◆ THE TASK
How many lines below contain the string "verified"? Reply with the figure and no further words.

◆ DATA FOR THIS TASK
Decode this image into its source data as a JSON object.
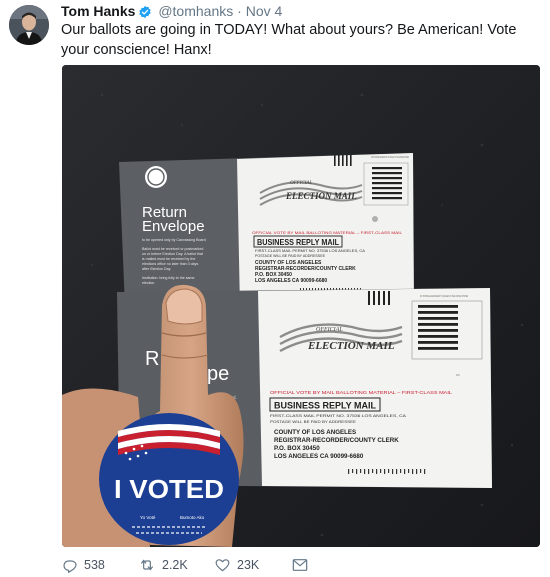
{
  "tweet": {
    "author_name": "Tom Hanks",
    "handle": "@tomhanks",
    "separator": "·",
    "date": "Nov 4",
    "text": "Our ballots are going in TODAY!  What about yours?  Be American!  Vote your conscience!  Hanx!"
  },
  "photo": {
    "back_envelope": {
      "title_line1": "Return",
      "title_line2": "Envelope",
      "small_line1": "to be opened only by Canvassing Board",
      "small_line2": "Ballot must be received or postmarked",
      "small_line3": "on or before Election Day. A ballot that",
      "small_line4": "is mailed must be received by the",
      "small_line5": "elections office no later than 3 days",
      "small_line6": "after Election Day.",
      "small_line7": "Institution: bring fully to the same",
      "small_line8": "election",
      "official_word": "OFFICIAL",
      "election_mail": "ELECTION MAIL",
      "official_strip": "OFFICIAL VOTE BY MAIL BALLOTING MATERIAL – FIRST-CLASS MAIL",
      "brm": "BUSINESS REPLY MAIL",
      "permit_line": "FIRST-CLASS MAIL  PERMIT NO. 37536  LOS ANGELES, CA",
      "postage_line": "POSTAGE WILL BE PAID BY ADDRESSEE",
      "address_line1": "COUNTY OF LOS ANGELES",
      "address_line2": "REGISTRAR-RECORDER/COUNTY CLERK",
      "address_line3": "P.O. BOX 30450",
      "address_line4": "LOS ANGELES CA 90099-6680",
      "stamp_text": "NO POSTAGE NECESSARY IF MAILED IN THE UNITED STATES"
    },
    "front_envelope": {
      "title_fragment1": "R",
      "title_fragment2": "pe",
      "small_line1": "anvassing Board.",
      "small_line2": "postmarked",
      "small_line3": "a ballot that",
      "small_line4": "by the",
      "small_line5": "n 3 days",
      "small_line6": "same",
      "official_word": "OFFICIAL",
      "election_mail": "ELECTION MAIL",
      "official_strip": "OFFICIAL VOTE BY MAIL BALLOTING MATERIAL – FIRST-CLASS MAIL",
      "brm": "BUSINESS REPLY MAIL",
      "permit_line": "FIRST-CLASS MAIL  PERMIT NO. 37536  LOS ANGELES, CA",
      "postage_line": "POSTAGE WILL BE PAID BY ADDRESSEE",
      "address_line1": "COUNTY OF LOS ANGELES",
      "address_line2": "REGISTRAR-RECORDER/COUNTY CLERK",
      "address_line3": "P.O. BOX 30450",
      "address_line4": "LOS ANGELES CA 90099-6680",
      "stamp_text": "NO POSTAGE NECESSARY IF MAILED IN THE UNITED STATES"
    },
    "sticker": {
      "text": "I VOTED",
      "small_line1": "Yo Voté",
      "small_line2": "Bumoto Ako"
    }
  },
  "actions": {
    "replies": "538",
    "retweets": "2.2K",
    "likes": "23K"
  },
  "colors": {
    "verified": "#1da1f2",
    "text": "#14171a",
    "secondary": "#657786",
    "countertop": "#1e2024",
    "envelope_dark": "#5a5d62",
    "envelope_white": "#f3f3f1",
    "sticker_blue": "#1c3f94",
    "sticker_red": "#c8202f"
  },
  "icons": [
    "verified-badge-icon",
    "reply-icon",
    "retweet-icon",
    "like-icon",
    "message-icon"
  ]
}
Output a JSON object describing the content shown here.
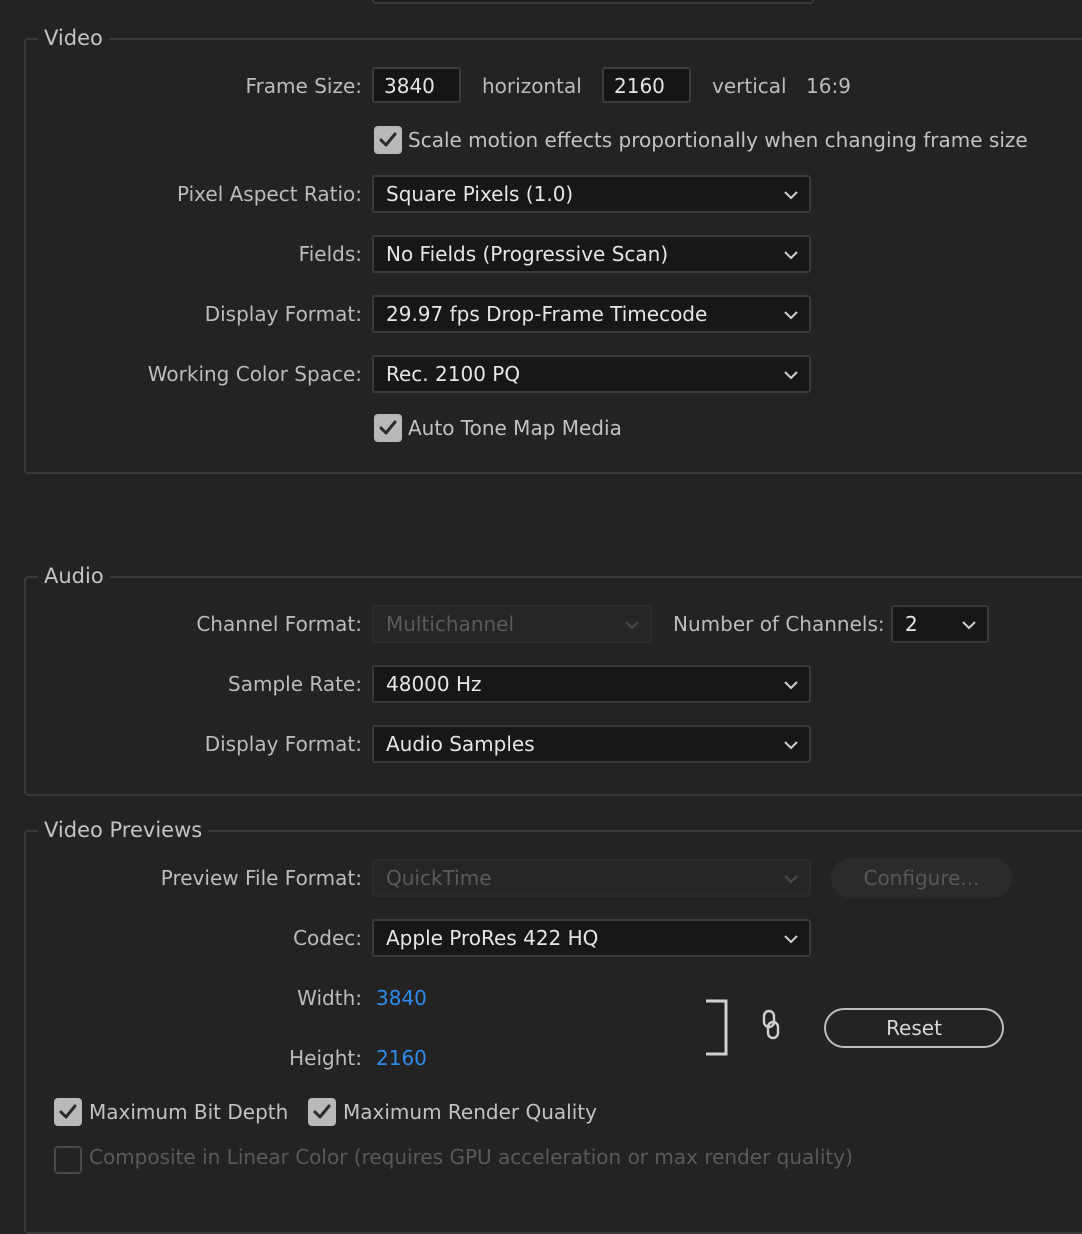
{
  "video": {
    "legend": "Video",
    "frame_size_label": "Frame Size:",
    "width": "3840",
    "horizontal_label": "horizontal",
    "height": "2160",
    "vertical_label": "vertical",
    "aspect": "16:9",
    "scale_motion": {
      "label": "Scale motion effects proportionally when changing frame size",
      "checked": true
    },
    "pixel_aspect_label": "Pixel Aspect Ratio:",
    "pixel_aspect_value": "Square Pixels (1.0)",
    "fields_label": "Fields:",
    "fields_value": "No Fields (Progressive Scan)",
    "display_format_label": "Display Format:",
    "display_format_value": "29.97 fps Drop-Frame Timecode",
    "color_space_label": "Working Color Space:",
    "color_space_value": "Rec. 2100 PQ",
    "auto_tone_map": {
      "label": "Auto Tone Map Media",
      "checked": true
    }
  },
  "audio": {
    "legend": "Audio",
    "channel_format_label": "Channel Format:",
    "channel_format_value": "Multichannel",
    "num_channels_label": "Number of Channels:",
    "num_channels_value": "2",
    "sample_rate_label": "Sample Rate:",
    "sample_rate_value": "48000 Hz",
    "display_format_label": "Display Format:",
    "display_format_value": "Audio Samples"
  },
  "previews": {
    "legend": "Video Previews",
    "file_format_label": "Preview File Format:",
    "file_format_value": "QuickTime",
    "configure_label": "Configure...",
    "codec_label": "Codec:",
    "codec_value": "Apple ProRes 422 HQ",
    "width_label": "Width:",
    "width_value": "3840",
    "height_label": "Height:",
    "height_value": "2160",
    "reset_label": "Reset",
    "max_bit_depth": {
      "label": "Maximum Bit Depth",
      "checked": true
    },
    "max_render_quality": {
      "label": "Maximum Render Quality",
      "checked": true
    },
    "composite_linear": {
      "label": "Composite in Linear Color (requires GPU acceleration or max render quality)",
      "checked": false
    }
  },
  "colors": {
    "background": "#232323",
    "link": "#2d8ceb",
    "checkbox": "#b9b9b9"
  }
}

◆ REPLY TO THE TASK
2